** Recorded data follows **

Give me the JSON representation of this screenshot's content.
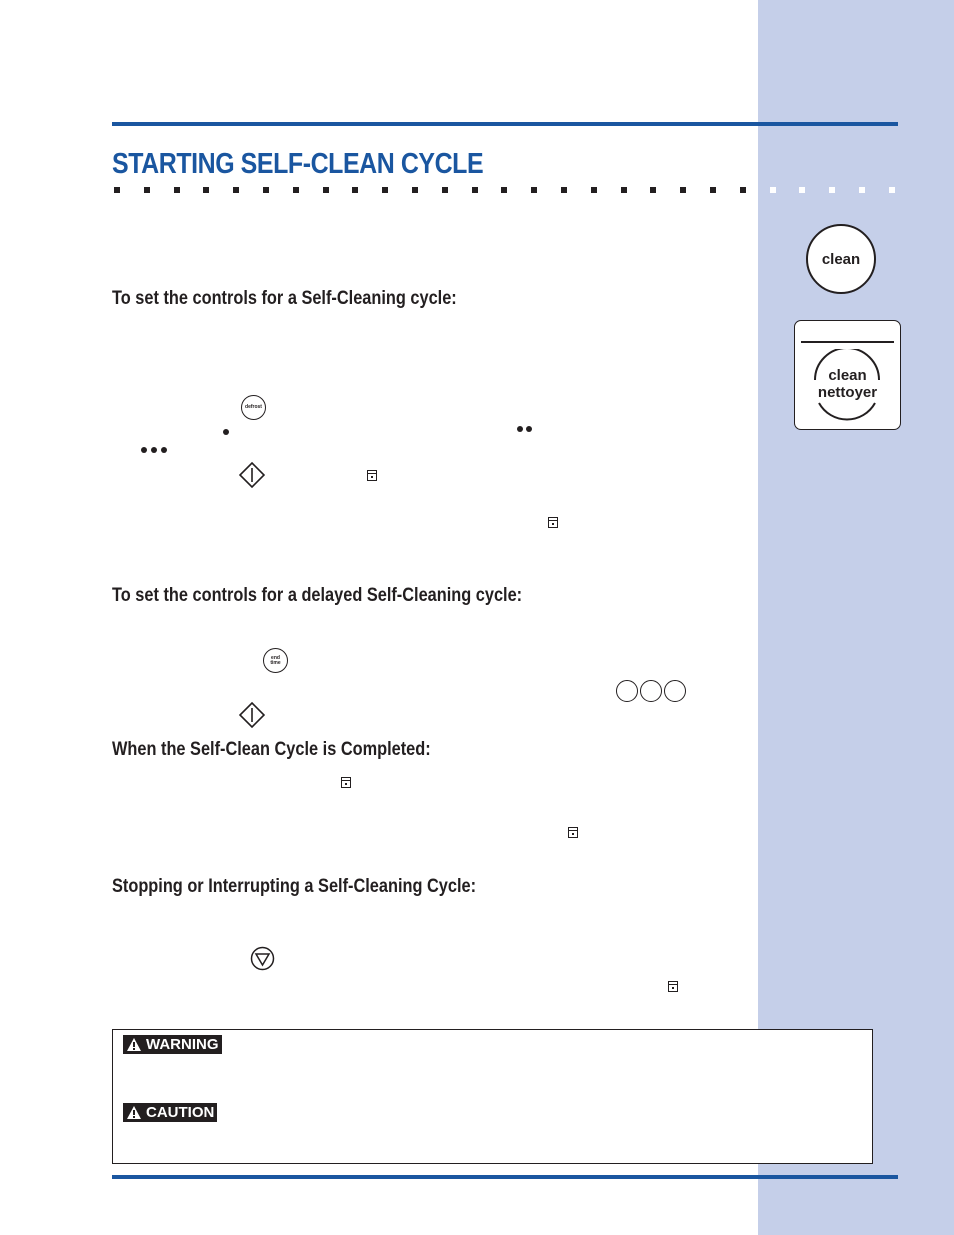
{
  "colors": {
    "accent": "#1a56a0",
    "sidebar": "#c5cfe9",
    "text": "#231f20"
  },
  "title": "STARTING SELF-CLEAN CYCLE",
  "sections": [
    {
      "heading": "To set the controls for a Self-Cleaning cycle:"
    },
    {
      "heading": "To set the controls for a delayed Self-Cleaning cycle:"
    },
    {
      "heading": "When the Self-Clean Cycle is Completed:"
    },
    {
      "heading": "Stopping or Interrupting a Self-Cleaning Cycle:"
    }
  ],
  "icons": {
    "defrost": "defrost",
    "end_time_1": "end",
    "end_time_2": "time"
  },
  "sidebar": {
    "clean_button": "clean",
    "clean_nettoyer_1": "clean",
    "clean_nettoyer_2": "nettoyer"
  },
  "alerts": {
    "warning": "WARNING",
    "caution": "CAUTION"
  }
}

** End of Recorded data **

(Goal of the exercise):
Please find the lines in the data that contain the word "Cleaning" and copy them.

(Solution):
      "heading": "To set the controls for a Self-Cleaning cycle:"
      "heading": "To set the controls for a delayed Self-Cleaning cycle:"
      "heading": "Stopping or Interrupting a Self-Cleaning Cycle:"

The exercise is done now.